-- Assigned task --
Restate the data below word for word, omitting pictures.

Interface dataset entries
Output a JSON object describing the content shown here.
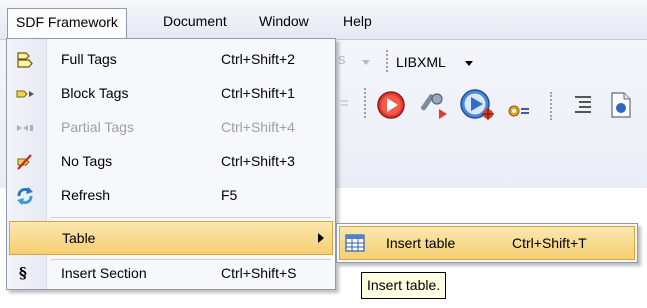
{
  "menubar": {
    "items": [
      "SDF Framework",
      "Document",
      "Window",
      "Help"
    ]
  },
  "toolbar": {
    "faded_text": "s",
    "xml_engine": "LIBXML",
    "icons": [
      "run-icon",
      "build-settings-icon",
      "debug-run-icon",
      "module-icon",
      "indent-icon",
      "document-icon"
    ]
  },
  "menu": {
    "items": [
      {
        "label": "Full Tags",
        "shortcut": "Ctrl+Shift+2",
        "icon": "full-tags-icon"
      },
      {
        "label": "Block Tags",
        "shortcut": "Ctrl+Shift+1",
        "icon": "block-tags-icon"
      },
      {
        "label": "Partial Tags",
        "shortcut": "Ctrl+Shift+4",
        "icon": "partial-tags-icon",
        "disabled": true
      },
      {
        "label": "No Tags",
        "shortcut": "Ctrl+Shift+3",
        "icon": "no-tags-icon"
      },
      {
        "label": "Refresh",
        "shortcut": "F5",
        "icon": "refresh-icon"
      },
      {
        "label": "Table",
        "shortcut": "",
        "icon": "",
        "highlighted": true,
        "has_submenu": true
      },
      {
        "label": "Insert Section",
        "shortcut": "Ctrl+Shift+S",
        "icon": "section-icon",
        "glyph": "§"
      }
    ]
  },
  "submenu": {
    "items": [
      {
        "label": "Insert table",
        "shortcut": "Ctrl+Shift+T",
        "icon": "table-icon"
      }
    ]
  },
  "tooltip": {
    "text": "Insert table."
  },
  "colors": {
    "highlight_top": "#fbe7b0",
    "highlight_bottom": "#f5cf72",
    "highlight_border": "#d9a63e",
    "menu_border": "#8e9aae",
    "tooltip_bg": "#ffffe1"
  }
}
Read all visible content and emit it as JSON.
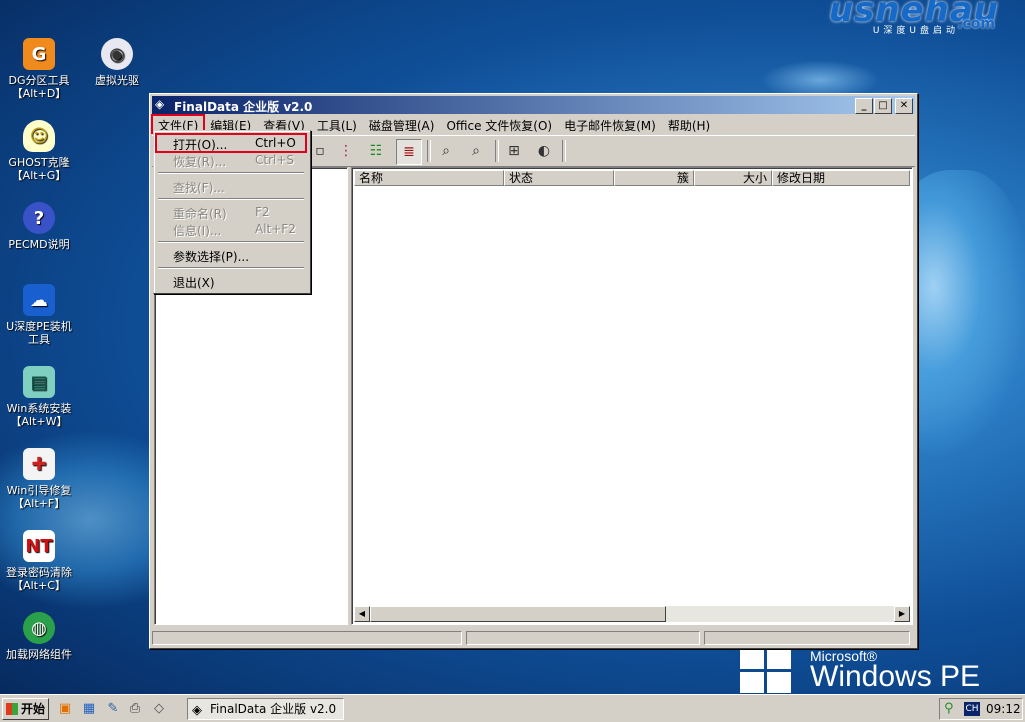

-- Written solution --
Output a JSON object describing the content shown here.
{
  "menubar": {
    "items": [
      "SDF Framework",
      "Document",
      "Window",
      "Help"
    ]
  },
  "toolbar": {
    "faded_text": "s",
    "xml_engine": "LIBXML",
    "icons": [
      "run-icon",
      "build-settings-icon",
      "debug-run-icon",
      "module-icon",
      "indent-icon",
      "document-icon"
    ]
  },
  "menu": {
    "items": [
      {
        "label": "Full Tags",
        "shortcut": "Ctrl+Shift+2",
        "icon": "full-tags-icon"
      },
      {
        "label": "Block Tags",
        "shortcut": "Ctrl+Shift+1",
        "icon": "block-tags-icon"
      },
      {
        "label": "Partial Tags",
        "shortcut": "Ctrl+Shift+4",
        "icon": "partial-tags-icon",
        "disabled": true
      },
      {
        "label": "No Tags",
        "shortcut": "Ctrl+Shift+3",
        "icon": "no-tags-icon"
      },
      {
        "label": "Refresh",
        "shortcut": "F5",
        "icon": "refresh-icon"
      },
      {
        "label": "Table",
        "shortcut": "",
        "icon": "",
        "highlighted": true,
        "has_submenu": true
      },
      {
        "label": "Insert Section",
        "shortcut": "Ctrl+Shift+S",
        "icon": "section-icon",
        "glyph": "§"
      }
    ]
  },
  "submenu": {
    "items": [
      {
        "label": "Insert table",
        "shortcut": "Ctrl+Shift+T",
        "icon": "table-icon"
      }
    ]
  },
  "tooltip": {
    "text": "Insert table."
  },
  "colors": {
    "highlight_top": "#fbe7b0",
    "highlight_bottom": "#f5cf72",
    "highlight_border": "#d9a63e",
    "menu_border": "#8e9aae",
    "tooltip_bg": "#ffffe1"
  }
}
Read all visible content and emit it as JSON.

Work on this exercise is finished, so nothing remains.